Flood Safety Tips
April 8, 2021
Spring showers bring May flowers – and along with it, the potential for inclement wet weather.
It’s no secret that rain and thunderstorms are common this time of year. However, we often forget hard rain that falls in a short amount of time can oversaturate the ground, raising water levels to dangerous limits and creating life-threatening floods and drowning risks.
According to the National Weather Service, flash floods are the second highest weather-related killer – behind heat – in the United States. They can happen within minutes or hours of heavy rainfall and can be powerful enough to knock you off your feet or even sweep your car away.
As little as six inches of fast-moving water can knock you down, while two feet of flooding is enough to float most vehicles. Both scenarios present a drowning risk. Torrents of fast-moving water can also contain contaminants and dangerous amounts of debris with the potential to cause injuries.
Ready yourself in the event flooding occurs by reviewing these emergency safety tips:
- Determine if your home is located in a flood plain. The Federal Emergency Management Agency website offers a Flood Map Service Center* with a free assessment tool to help analyze risk based on your home address.
- Have an emergency plan in place, in the event flooding occurs. If there is a chance of flash flooding, move to higher ground immediately. If trapped in a building, go to its highest floor.
- Never drive through waters of unknown depths. Rushing, deep water can flip your vehicle. Remember, don’t drown – turn around!
- Never drive through an area that has been barricaded or roped off as a safety precaution.
- Do not drive over bridges that span fast moving water or floodwaters, as the bridge may be unstable and can wash away.
- When driving, pull over to a safe area, exit your vehicle and relocate to high ground. If flood waters are too high to allow safe exit of the vehicle, stay inside until help arrives.
- If rapidly rising water enters your vehicle, do not stay inside. Unbuckle your seat belt and exit through the window as quickly as possible. Seek refuge on the roof or float with the current to a safe area. Exit the water immediately.
- During storms, watch your phone or listen to the radio for incoming severe weather alerts indicating the possibility of flooding. The National Oceanic and Atmospheric Administration (NOAA) Weather Radio or your local news station should provide access to the latest information. Smart phones are also configured to receive emergency flood and flash flood warnings from the Wireless Emergency Alerts System.
- Avoid camping or parking along rivers, streams or creeks during heavy rainfall. These areas can flood quickly with little warning.
- Do not touch electrical equipment if it is wet or if you are standing in water. If it is safe to do so, turn off the electricity to prevent electric shock.
- If time allows, tie down or bring in outdoor objects (patio furniture, children’s toys, trash cans, etc.) that could be swept away or damaged during flooding.

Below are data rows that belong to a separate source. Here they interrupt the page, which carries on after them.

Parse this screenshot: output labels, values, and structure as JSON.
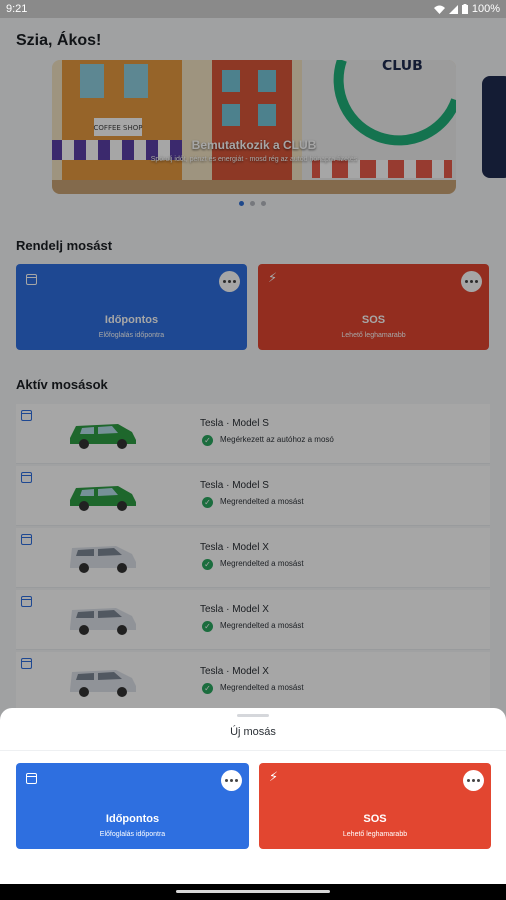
{
  "status_bar": {
    "time": "9:21",
    "battery": "100%"
  },
  "greeting": "Szia, Ákos!",
  "banner": {
    "title": "Bemutatkozik a CLUB",
    "subtitle": "Spórolj időt, pénzt és energiát - mosd rég az autód hónapra fizetés"
  },
  "order_section": {
    "title": "Rendelj mosást",
    "cards": [
      {
        "title": "Időpontos",
        "subtitle": "Előfoglalás időpontra"
      },
      {
        "title": "SOS",
        "subtitle": "Lehető leghamarabb"
      }
    ]
  },
  "active_section": {
    "title": "Aktív mosások",
    "items": [
      {
        "model": "Tesla · Model S",
        "status": "Megérkezett az autóhoz a mosó",
        "car_color": "#2f9e44"
      },
      {
        "model": "Tesla · Model S",
        "status": "Megrendelted a mosást",
        "car_color": "#2f9e44"
      },
      {
        "model": "Tesla · Model X",
        "status": "Megrendelted a mosást",
        "car_color": "#dde2ea"
      },
      {
        "model": "Tesla · Model X",
        "status": "Megrendelted a mosást",
        "car_color": "#dde2ea"
      },
      {
        "model": "Tesla · Model X",
        "status": "Megrendelted a mosást",
        "car_color": "#dde2ea"
      }
    ]
  },
  "sheet": {
    "title": "Új mosás",
    "cards": [
      {
        "title": "Időpontos",
        "subtitle": "Előfoglalás időpontra"
      },
      {
        "title": "SOS",
        "subtitle": "Lehető leghamarabb"
      }
    ]
  },
  "colors": {
    "accent_blue": "#2e6fe0",
    "accent_red": "#e24630",
    "success": "#2aa860"
  }
}
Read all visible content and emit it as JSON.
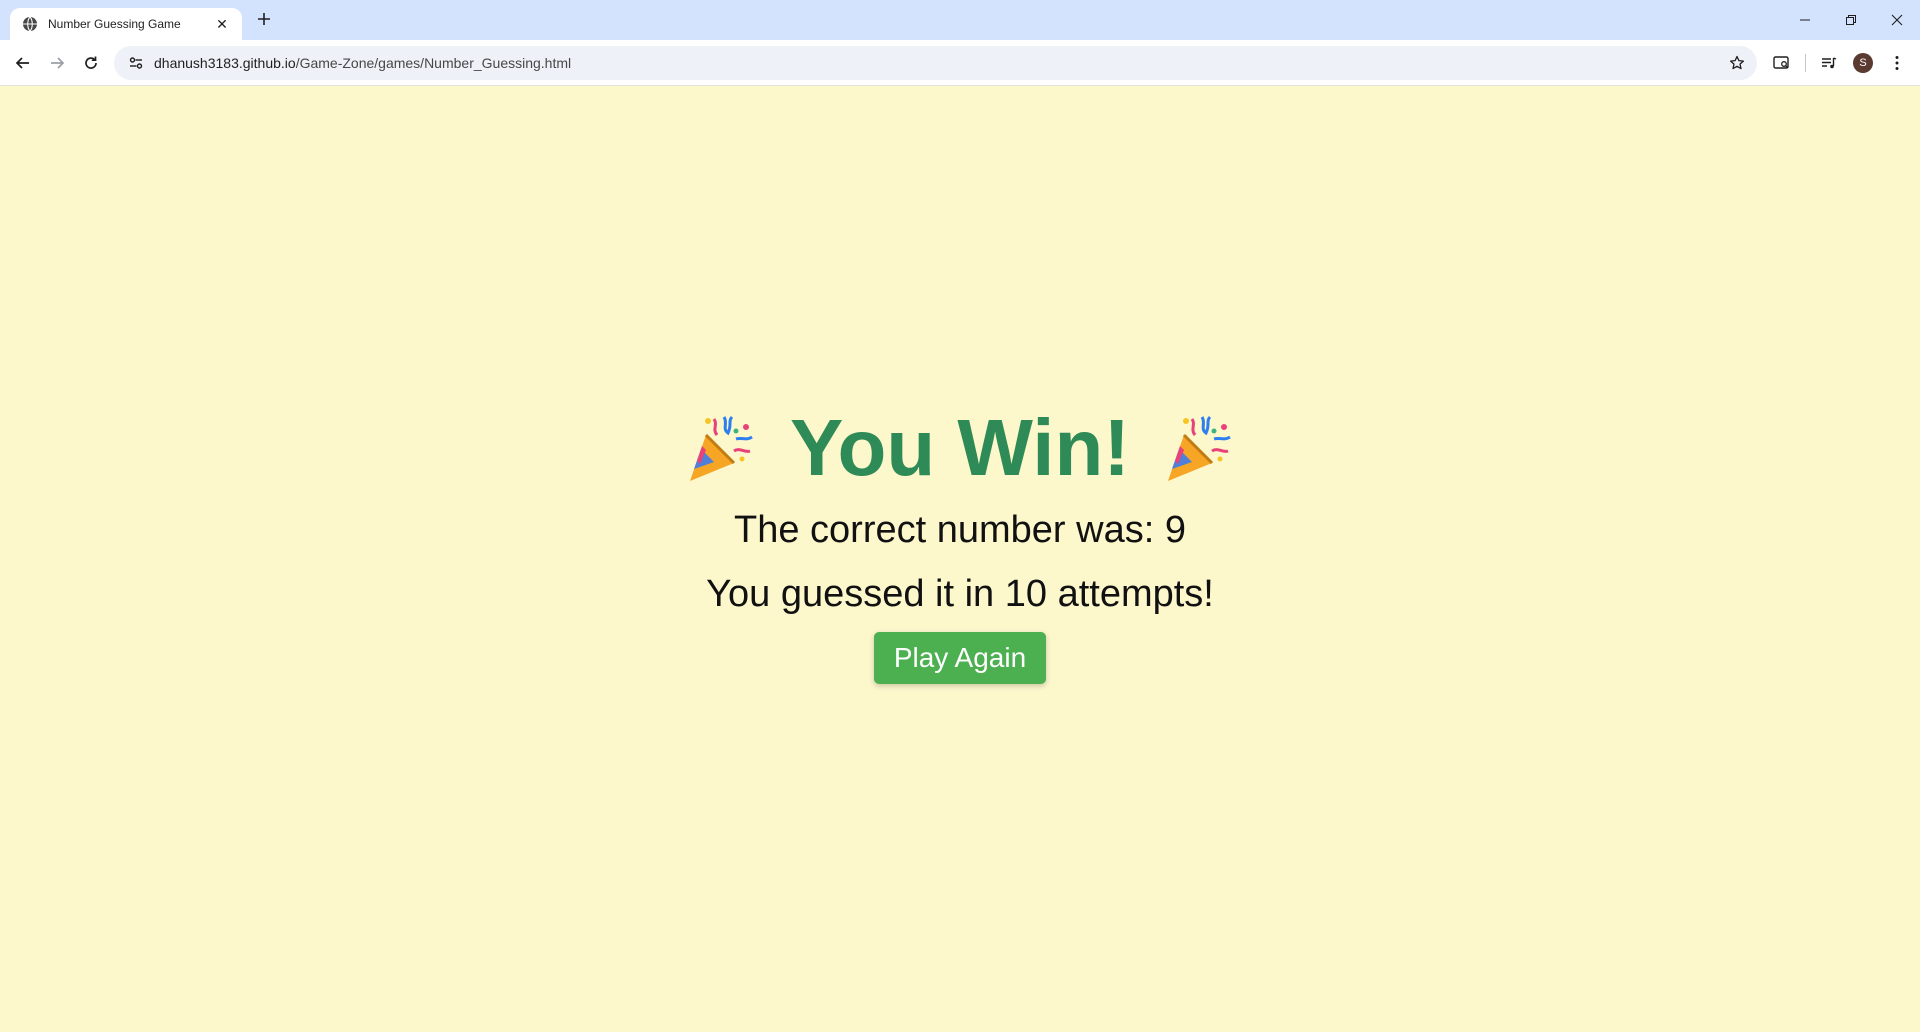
{
  "browser": {
    "tab": {
      "title": "Number Guessing Game",
      "close_glyph": "✕"
    },
    "new_tab_glyph": "+",
    "address": {
      "host": "dhanush3183.github.io",
      "path": "/Game-Zone/games/Number_Guessing.html"
    },
    "profile_initial": "S"
  },
  "game": {
    "party_emoji_left": "🎉",
    "win_title": "You Win!",
    "party_emoji_right": "🎉",
    "correct_number_text": "The correct number was: 9",
    "attempts_text": "You guessed it in 10 attempts!",
    "play_again_label": "Play Again"
  },
  "colors": {
    "page_background": "#fdf7cc",
    "win_title": "#2e8b57",
    "play_button": "#4caf50"
  }
}
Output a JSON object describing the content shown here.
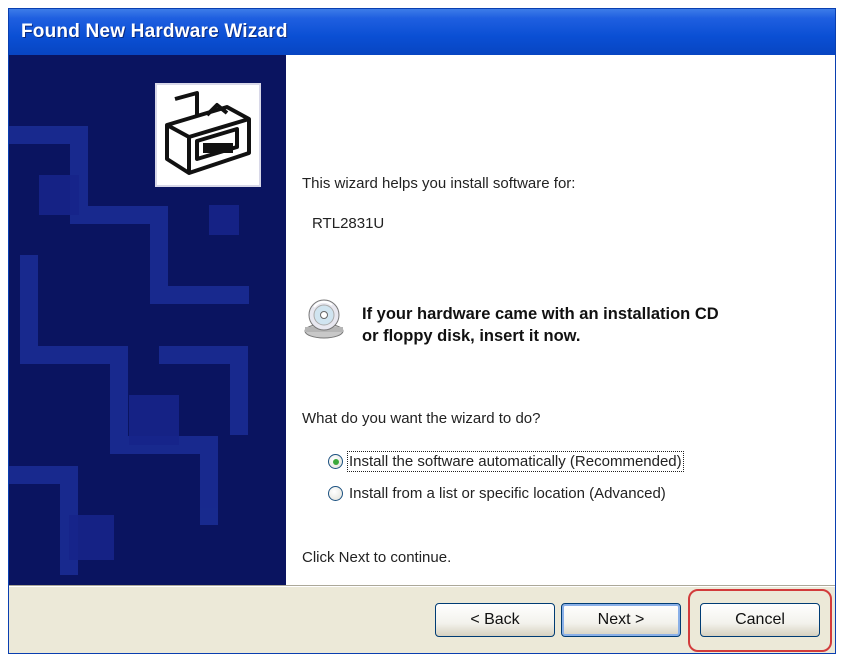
{
  "window": {
    "title": "Found New Hardware Wizard"
  },
  "content": {
    "intro": "This wizard helps you install software for:",
    "device_name": "RTL2831U",
    "cd_message_line1": "If your hardware came with an installation CD",
    "cd_message_line2": "or floppy disk, insert it now.",
    "question": "What do you want the wizard to do?",
    "options": [
      {
        "label": "Install the software automatically (Recommended)",
        "selected": true
      },
      {
        "label": "Install from a list or specific location (Advanced)",
        "selected": false
      }
    ],
    "footer_hint": "Click Next to continue."
  },
  "buttons": {
    "back": "< Back",
    "next": "Next >",
    "cancel": "Cancel"
  },
  "colors": {
    "title_bar": "#0a4fd4",
    "left_panel": "#0a1460",
    "highlight_ring": "#d23b3b"
  },
  "icons": {
    "hardware": "hardware-icon",
    "cd": "cd-icon"
  }
}
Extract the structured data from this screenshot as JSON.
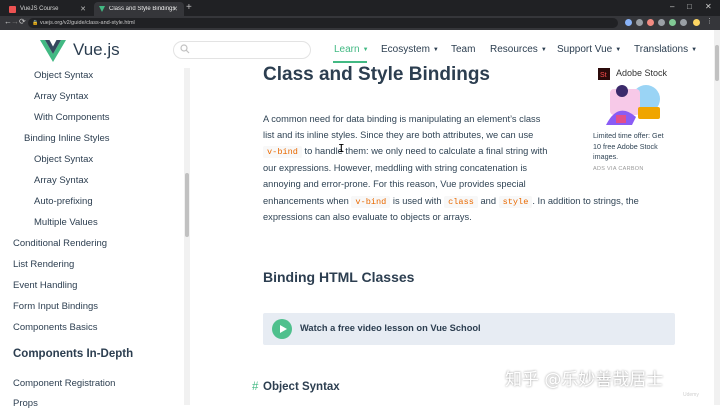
{
  "browser": {
    "tabs": [
      {
        "title": "VueJS Course",
        "active": false
      },
      {
        "title": "Class and Style Bindings — Vue.js",
        "active": true
      }
    ],
    "new_tab": "+",
    "url": "vuejs.org/v2/guide/class-and-style.html",
    "controls": {
      "back": "←",
      "forward": "→",
      "reload": "⟳",
      "minimize": "–",
      "maximize": "□",
      "close": "✕"
    }
  },
  "header": {
    "brand": "Vue.js",
    "search": {
      "placeholder": ""
    },
    "nav": [
      {
        "label": "Learn",
        "dropdown": true,
        "active": true
      },
      {
        "label": "Ecosystem",
        "dropdown": true
      },
      {
        "label": "Team",
        "dropdown": false
      },
      {
        "label": "Resources",
        "dropdown": true
      },
      {
        "label": "Support Vue",
        "dropdown": true
      },
      {
        "label": "Translations",
        "dropdown": true
      }
    ],
    "caret": "▼"
  },
  "sidebar": {
    "items": [
      {
        "label": "Object Syntax",
        "level": 3
      },
      {
        "label": "Array Syntax",
        "level": 3
      },
      {
        "label": "With Components",
        "level": 3
      },
      {
        "label": "Binding Inline Styles",
        "level": 2
      },
      {
        "label": "Object Syntax",
        "level": 3
      },
      {
        "label": "Array Syntax",
        "level": 3
      },
      {
        "label": "Auto-prefixing",
        "level": 3
      },
      {
        "label": "Multiple Values",
        "level": 3
      },
      {
        "label": "Conditional Rendering",
        "level": 1
      },
      {
        "label": "List Rendering",
        "level": 1
      },
      {
        "label": "Event Handling",
        "level": 1
      },
      {
        "label": "Form Input Bindings",
        "level": 1
      },
      {
        "label": "Components Basics",
        "level": 1
      }
    ],
    "section_title": "Components In-Depth",
    "section_items": [
      {
        "label": "Component Registration"
      },
      {
        "label": "Props"
      }
    ]
  },
  "main": {
    "title": "Class and Style Bindings",
    "intro": {
      "line1": "A common need for data binding is manipulating an element’s class",
      "line2": "list and its inline styles. Since they are both attributes, we can use",
      "line3_code": "v-bind",
      "line3_a": " to hand",
      "line3_b": "le them: we only need to calculate a final string with",
      "line4": "our expressions. However, meddling with string concatenation is",
      "line5": "annoying and error-prone. For this reason, Vue provides special",
      "line6_a": "enhancements when ",
      "line6_code1": "v-bind",
      "line6_b": " is used with ",
      "line6_code2": "class",
      "line6_c": " and ",
      "line6_code3": "style",
      "line6_d": ". In addition to strings, the",
      "line7": "expressions can also evaluate to objects or arrays."
    },
    "cursor": "I",
    "section_heading": "Binding HTML Classes",
    "video_lesson": "Watch a free video lesson on Vue School",
    "subheading_hash": "#",
    "subheading": "Object Syntax"
  },
  "ad": {
    "brand": "Adobe Stock",
    "text_lines": [
      "Limited time offer: Get",
      "10 free Adobe Stock",
      "images."
    ],
    "via": "ADS VIA CARBON"
  },
  "overlay": {
    "watermark": "知乎 @乐妙善哉居士",
    "corner": "Udemy"
  },
  "colors": {
    "accent": "#42b983",
    "text": "#2c3e50",
    "code": "#e96900",
    "chrome_dark": "#202124"
  }
}
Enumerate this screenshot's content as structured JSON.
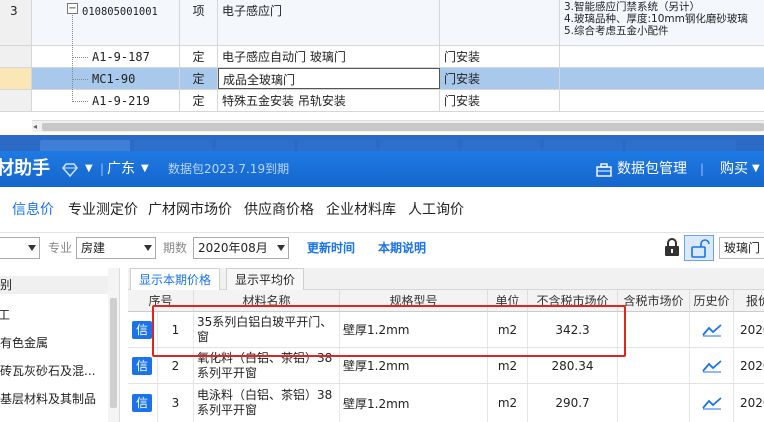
{
  "upper_grid": {
    "rows": [
      {
        "num": "3",
        "code": "010805001001",
        "type": "项",
        "name": "电子感应门",
        "work": "",
        "features": [
          "3.智能感应门禁系统（另计）",
          "4.玻璃品种、厚度:10mm钢化磨砂玻璃",
          "5.综合考虑五金小配件"
        ]
      },
      {
        "num": "",
        "code": "A1-9-187",
        "type": "定",
        "name": "电子感应自动门 玻璃门",
        "work": "门安装",
        "features": []
      },
      {
        "num": "",
        "code": "MC1-90",
        "type": "定",
        "name": "成品全玻璃门",
        "work": "门安装",
        "features": []
      },
      {
        "num": "",
        "code": "A1-9-219",
        "type": "定",
        "name": "特殊五金安装 吊轨安装",
        "work": "门安装",
        "features": []
      }
    ]
  },
  "app": {
    "title": "材助手",
    "region": "广东",
    "package_notice": "数据包2023.7.19到期",
    "package_manage": "数据包管理",
    "cart": "购买"
  },
  "menu": {
    "tabs": [
      "信息价",
      "专业测定价",
      "广材网市场价",
      "供应商价格",
      "企业材料库",
      "人工询价"
    ],
    "active_index": 0
  },
  "filters": {
    "specialty_label": "专业",
    "specialty_value": "房建",
    "period_label": "期数",
    "period_value": "2020年08月",
    "update_time": "更新时间",
    "period_desc": "本期说明",
    "search_value": "玻璃门"
  },
  "categories": {
    "items": [
      "别",
      "工",
      "有色金属",
      "砖瓦灰砂石及混...",
      "基层材料及其制品"
    ]
  },
  "price_tabs": {
    "tabs": [
      "显示本期价格",
      "显示平均价"
    ],
    "active_index": 0
  },
  "price_table": {
    "headers": [
      "序号",
      "材料名称",
      "规格型号",
      "单位",
      "不含税市场价",
      "含税市场价",
      "历史价",
      "报价"
    ],
    "badge": "信",
    "rows": [
      {
        "no": "1",
        "name": [
          "35系列白铝白玻平开门、",
          "窗"
        ],
        "spec": "壁厚1.2mm",
        "unit": "m2",
        "price": "342.3",
        "tax_price": "",
        "date": "2020"
      },
      {
        "no": "2",
        "name": [
          "氧化料（白铝、茶铝）38",
          "系列平开窗"
        ],
        "spec": "壁厚1.2mm",
        "unit": "m2",
        "price": "280.34",
        "tax_price": "",
        "date": "2020"
      },
      {
        "no": "3",
        "name": [
          "电泳料（白铝、茶铝）38",
          "系列平开窗"
        ],
        "spec": "壁厚1.2mm",
        "unit": "m2",
        "price": "290.7",
        "tax_price": "",
        "date": "2020"
      }
    ]
  },
  "colors": {
    "brand_blue": "#1a73e8",
    "titlebar_blue": "#1566cc",
    "selected_row": "#a8c8ec",
    "highlight_red": "#e02424"
  }
}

- Discard any food products that have been in contact with flood water.
More information on how to safely prepare for flooding events is available on the NOAA website*.
*By clicking the links in this article, you are entering websites maintained by outside parties, which are entirely responsible for the sites’ content.